Data ::
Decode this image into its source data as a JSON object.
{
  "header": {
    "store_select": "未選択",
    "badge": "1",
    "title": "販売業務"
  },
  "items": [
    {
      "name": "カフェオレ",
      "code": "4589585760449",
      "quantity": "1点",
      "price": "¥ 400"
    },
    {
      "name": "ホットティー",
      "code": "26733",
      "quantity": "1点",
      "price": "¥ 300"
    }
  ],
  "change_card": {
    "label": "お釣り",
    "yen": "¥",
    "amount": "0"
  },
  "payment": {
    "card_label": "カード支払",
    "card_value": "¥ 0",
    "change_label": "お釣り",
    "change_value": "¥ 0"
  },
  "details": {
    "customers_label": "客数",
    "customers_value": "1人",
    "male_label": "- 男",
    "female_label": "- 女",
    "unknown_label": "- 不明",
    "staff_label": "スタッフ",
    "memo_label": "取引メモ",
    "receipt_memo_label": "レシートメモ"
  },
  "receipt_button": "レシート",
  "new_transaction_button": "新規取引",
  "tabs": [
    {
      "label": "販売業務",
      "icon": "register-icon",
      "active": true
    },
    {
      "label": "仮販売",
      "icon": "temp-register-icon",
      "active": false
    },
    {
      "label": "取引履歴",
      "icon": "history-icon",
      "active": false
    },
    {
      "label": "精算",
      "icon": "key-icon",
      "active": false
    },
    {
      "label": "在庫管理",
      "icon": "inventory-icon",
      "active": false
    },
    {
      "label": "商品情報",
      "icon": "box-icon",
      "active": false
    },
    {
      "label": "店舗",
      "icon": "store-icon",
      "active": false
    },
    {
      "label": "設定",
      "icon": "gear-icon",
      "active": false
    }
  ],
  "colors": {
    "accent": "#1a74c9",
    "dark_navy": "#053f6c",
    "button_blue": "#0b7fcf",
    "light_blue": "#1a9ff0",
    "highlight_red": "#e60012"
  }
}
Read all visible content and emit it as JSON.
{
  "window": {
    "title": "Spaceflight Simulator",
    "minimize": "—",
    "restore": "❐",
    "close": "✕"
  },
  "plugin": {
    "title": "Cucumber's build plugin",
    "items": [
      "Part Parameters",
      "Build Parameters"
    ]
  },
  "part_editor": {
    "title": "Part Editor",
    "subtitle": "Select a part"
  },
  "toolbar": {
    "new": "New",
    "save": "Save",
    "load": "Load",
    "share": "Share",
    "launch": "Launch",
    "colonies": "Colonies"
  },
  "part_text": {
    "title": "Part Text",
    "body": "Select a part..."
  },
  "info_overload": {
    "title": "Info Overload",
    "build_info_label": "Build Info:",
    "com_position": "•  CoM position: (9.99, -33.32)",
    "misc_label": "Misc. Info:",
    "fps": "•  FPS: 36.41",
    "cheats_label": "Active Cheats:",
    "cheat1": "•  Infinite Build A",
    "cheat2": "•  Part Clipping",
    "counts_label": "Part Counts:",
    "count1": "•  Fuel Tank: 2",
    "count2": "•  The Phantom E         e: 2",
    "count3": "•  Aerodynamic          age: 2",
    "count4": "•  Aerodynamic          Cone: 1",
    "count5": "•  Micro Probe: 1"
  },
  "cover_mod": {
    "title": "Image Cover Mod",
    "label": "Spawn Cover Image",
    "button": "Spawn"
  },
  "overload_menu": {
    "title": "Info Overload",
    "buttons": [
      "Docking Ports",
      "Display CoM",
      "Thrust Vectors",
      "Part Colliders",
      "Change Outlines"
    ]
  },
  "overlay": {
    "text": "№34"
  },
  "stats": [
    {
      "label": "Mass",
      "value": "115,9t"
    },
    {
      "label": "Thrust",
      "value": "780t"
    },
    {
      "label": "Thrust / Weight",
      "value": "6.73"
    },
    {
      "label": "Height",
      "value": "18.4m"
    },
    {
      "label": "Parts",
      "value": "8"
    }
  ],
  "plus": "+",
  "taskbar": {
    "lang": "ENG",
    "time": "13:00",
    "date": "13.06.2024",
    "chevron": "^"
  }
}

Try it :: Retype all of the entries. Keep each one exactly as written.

Solution to the problem ::
Decode this image into its source data as a JSON object.
{
  "header": {
    "store_select": "未選択",
    "badge": "1",
    "title": "販売業務"
  },
  "items": [
    {
      "name": "カフェオレ",
      "code": "4589585760449",
      "quantity": "1点",
      "price": "¥ 400"
    },
    {
      "name": "ホットティー",
      "code": "26733",
      "quantity": "1点",
      "price": "¥ 300"
    }
  ],
  "change_card": {
    "label": "お釣り",
    "yen": "¥",
    "amount": "0"
  },
  "payment": {
    "card_label": "カード支払",
    "card_value": "¥ 0",
    "change_label": "お釣り",
    "change_value": "¥ 0"
  },
  "details": {
    "customers_label": "客数",
    "customers_value": "1人",
    "male_label": "- 男",
    "female_label": "- 女",
    "unknown_label": "- 不明",
    "staff_label": "スタッフ",
    "memo_label": "取引メモ",
    "receipt_memo_label": "レシートメモ"
  },
  "receipt_button": "レシート",
  "new_transaction_button": "新規取引",
  "tabs": [
    {
      "label": "販売業務",
      "icon": "register-icon",
      "active": true
    },
    {
      "label": "仮販売",
      "icon": "temp-register-icon",
      "active": false
    },
    {
      "label": "取引履歴",
      "icon": "history-icon",
      "active": false
    },
    {
      "label": "精算",
      "icon": "key-icon",
      "active": false
    },
    {
      "label": "在庫管理",
      "icon": "inventory-icon",
      "active": false
    },
    {
      "label": "商品情報",
      "icon": "box-icon",
      "active": false
    },
    {
      "label": "店舗",
      "icon": "store-icon",
      "active": false
    },
    {
      "label": "設定",
      "icon": "gear-icon",
      "active": false
    }
  ],
  "colors": {
    "accent": "#1a74c9",
    "dark_navy": "#053f6c",
    "button_blue": "#0b7fcf",
    "light_blue": "#1a9ff0",
    "highlight_red": "#e60012"
  }
}
Read all visible content and emit it as JSON.
{
  "window": {
    "title": "Spaceflight Simulator",
    "minimize": "—",
    "restore": "❐",
    "close": "✕"
  },
  "plugin": {
    "title": "Cucumber's build plugin",
    "items": [
      "Part Parameters",
      "Build Parameters"
    ]
  },
  "part_editor": {
    "title": "Part Editor",
    "subtitle": "Select a part"
  },
  "toolbar": {
    "new": "New",
    "save": "Save",
    "load": "Load",
    "share": "Share",
    "launch": "Launch",
    "colonies": "Colonies"
  },
  "part_text": {
    "title": "Part Text",
    "body": "Select a part..."
  },
  "info_overload": {
    "title": "Info Overload",
    "build_info_label": "Build Info:",
    "com_position": "•  CoM position: (9.99, -33.32)",
    "misc_label": "Misc. Info:",
    "fps": "•  FPS: 36.41",
    "cheats_label": "Active Cheats:",
    "cheat1": "•  Infinite Build A",
    "cheat2": "•  Part Clipping",
    "counts_label": "Part Counts:",
    "count1": "•  Fuel Tank: 2",
    "count2": "•  The Phantom E         e: 2",
    "count3": "•  Aerodynamic          age: 2",
    "count4": "•  Aerodynamic          Cone: 1",
    "count5": "•  Micro Probe: 1"
  },
  "cover_mod": {
    "title": "Image Cover Mod",
    "label": "Spawn Cover Image",
    "button": "Spawn"
  },
  "overload_menu": {
    "title": "Info Overload",
    "buttons": [
      "Docking Ports",
      "Display CoM",
      "Thrust Vectors",
      "Part Colliders",
      "Change Outlines"
    ]
  },
  "overlay": {
    "text": "№34"
  },
  "stats": [
    {
      "label": "Mass",
      "value": "115,9t"
    },
    {
      "label": "Thrust",
      "value": "780t"
    },
    {
      "label": "Thrust / Weight",
      "value": "6.73"
    },
    {
      "label": "Height",
      "value": "18.4m"
    },
    {
      "label": "Parts",
      "value": "8"
    }
  ],
  "plus": "+",
  "taskbar": {
    "lang": "ENG",
    "time": "13:00",
    "date": "13.06.2024",
    "chevron": "^"
  }
}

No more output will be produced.